Alcoholics and drug addicts typically go through a common array of emotions in an addiction recovery program. Following the initial period of physical withdrawal, they will experience periods of exhaustion, then elation as they enjoy their first days away from the substances that they have abused. They inevitably hit a period of boredom and fatigue with their newfound sobriety, at which point they are at a great risk of relapsing. Drug addiction therapists and counselors devote much of their time to assisting recovering addicts to overcome this period of boredom and to understand and realize that they have more options for an exciting and fulfilling life now that they are no longer under the control of their drug of choice.
Boredom can affect alcoholics and drug addicts on two fronts. Initially, they might rationalize their drug or alcohol use as a means to stave off the boredom that they expect to experience of they are not pursuing an intoxicating high from these substances. Once they are able to overcome this rationalization, they may feel that their newfound sobriety is too boring. This boredom typically arises in the gap between addiction and before the recovering addict has achieved full sobriety and, if not addressed, it will drive an addict away from his recovery.

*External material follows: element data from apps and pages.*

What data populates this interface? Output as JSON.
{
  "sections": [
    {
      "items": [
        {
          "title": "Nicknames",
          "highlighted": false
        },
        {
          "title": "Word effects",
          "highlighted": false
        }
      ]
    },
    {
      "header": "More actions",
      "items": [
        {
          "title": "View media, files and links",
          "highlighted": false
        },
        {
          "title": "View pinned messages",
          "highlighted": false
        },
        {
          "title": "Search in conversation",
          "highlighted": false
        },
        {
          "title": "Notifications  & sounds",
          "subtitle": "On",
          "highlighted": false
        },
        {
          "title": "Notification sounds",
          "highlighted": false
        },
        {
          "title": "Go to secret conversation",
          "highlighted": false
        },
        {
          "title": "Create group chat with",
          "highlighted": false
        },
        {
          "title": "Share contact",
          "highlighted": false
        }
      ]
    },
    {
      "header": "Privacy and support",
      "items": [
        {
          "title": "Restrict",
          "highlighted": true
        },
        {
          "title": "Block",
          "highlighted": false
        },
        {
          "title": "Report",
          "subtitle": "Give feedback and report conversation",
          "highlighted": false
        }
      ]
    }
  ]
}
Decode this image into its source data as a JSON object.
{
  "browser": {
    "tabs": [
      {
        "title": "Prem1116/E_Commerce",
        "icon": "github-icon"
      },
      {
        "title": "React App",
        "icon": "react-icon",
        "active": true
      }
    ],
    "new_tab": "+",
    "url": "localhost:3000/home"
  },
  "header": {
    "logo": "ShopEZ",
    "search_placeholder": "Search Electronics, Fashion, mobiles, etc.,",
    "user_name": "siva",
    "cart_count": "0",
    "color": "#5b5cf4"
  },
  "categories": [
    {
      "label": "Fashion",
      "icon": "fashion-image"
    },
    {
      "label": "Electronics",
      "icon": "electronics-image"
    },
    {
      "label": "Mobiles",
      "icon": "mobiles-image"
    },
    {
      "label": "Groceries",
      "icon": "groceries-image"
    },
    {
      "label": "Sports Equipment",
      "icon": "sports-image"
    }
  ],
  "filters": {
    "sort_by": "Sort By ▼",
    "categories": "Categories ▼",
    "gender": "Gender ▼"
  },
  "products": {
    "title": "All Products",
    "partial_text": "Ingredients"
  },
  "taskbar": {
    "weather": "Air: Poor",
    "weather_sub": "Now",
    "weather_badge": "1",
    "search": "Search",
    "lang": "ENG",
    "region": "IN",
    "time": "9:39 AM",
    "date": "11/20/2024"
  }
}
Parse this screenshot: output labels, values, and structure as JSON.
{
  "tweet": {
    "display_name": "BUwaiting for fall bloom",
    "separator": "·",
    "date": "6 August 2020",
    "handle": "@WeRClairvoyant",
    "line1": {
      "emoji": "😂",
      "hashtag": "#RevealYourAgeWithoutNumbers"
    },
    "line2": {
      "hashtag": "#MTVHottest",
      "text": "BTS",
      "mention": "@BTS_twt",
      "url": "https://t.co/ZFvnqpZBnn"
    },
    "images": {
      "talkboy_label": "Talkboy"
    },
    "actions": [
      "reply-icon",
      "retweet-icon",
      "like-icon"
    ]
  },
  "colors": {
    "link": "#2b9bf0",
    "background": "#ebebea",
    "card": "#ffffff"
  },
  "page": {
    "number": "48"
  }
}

A recovering alcoholic or addict can overcome boredom, first, by achieving a state of mindfulness with his surroundings. This will require the individual to practice meditation, yoga, or some other activity that shuts out the past and prevents worries about the future, but instead forces him or her to focus on nothing more than the immediate moment. Social media, computer communications, and other electronic entertainments should be removed at this stage of an addict’s recovery. These distractions are superficial and have been found to increase a recovering addict’s boredom level while pulling him or her away from the present moment.
Next, if specific situations or daily actions lead to a sensation of boredom, a recovering addict or alcoholic should strive to attach new meaning or experiences to them. Breaking up a repetitive activity with outdoor walks or using a particular environment as a reminder of good times with friends or family in that environment will often lighten the dullness of an otherwise boring task. Taking full control of that environment and imposing some sense of change on it will further reduce boredom levels.
Apart from these broad ideas, addiction recovery therapists will guide recovering alcoholics and addicts to pursue many different types of activities in their first weeks or months of rehab. While addicted, an individual will typically do little more than try to satisfy his cravings for drugs or alcohol. In the early stages of sobriety, a recovering alcoholic and addict should be encouraged to participate in enjoyable activities that were missed while he was in the throes of his addiction. These activities will alleviate his boredom and will set a plan for additional things that can be done when his sobriety is better established. As a precaution, a recovering addict or alcoholic will need to avoid any activities that take him into bars or nightclubs, or back into the neighborhoods that fed his addictions before he became sober. An addict’s triggers will always be waiting to drag him back into his substance abuse habits. He will need to find new activities that keep him away from those triggers.
If you have been delaying any attempts to solve your drug or alcohol problems out of fears that your sober life will be a boring life, the staff and counselors at the Lead Recovery Center can give you additional ideas and greater clarity of understanding how a sober life can and will be anything but boring. Please call us at 1-800-380-0012 for a confidential consultation and for more information on how we can help you establish an addiction recovery program that will overcome any concerns over boredom that you might have.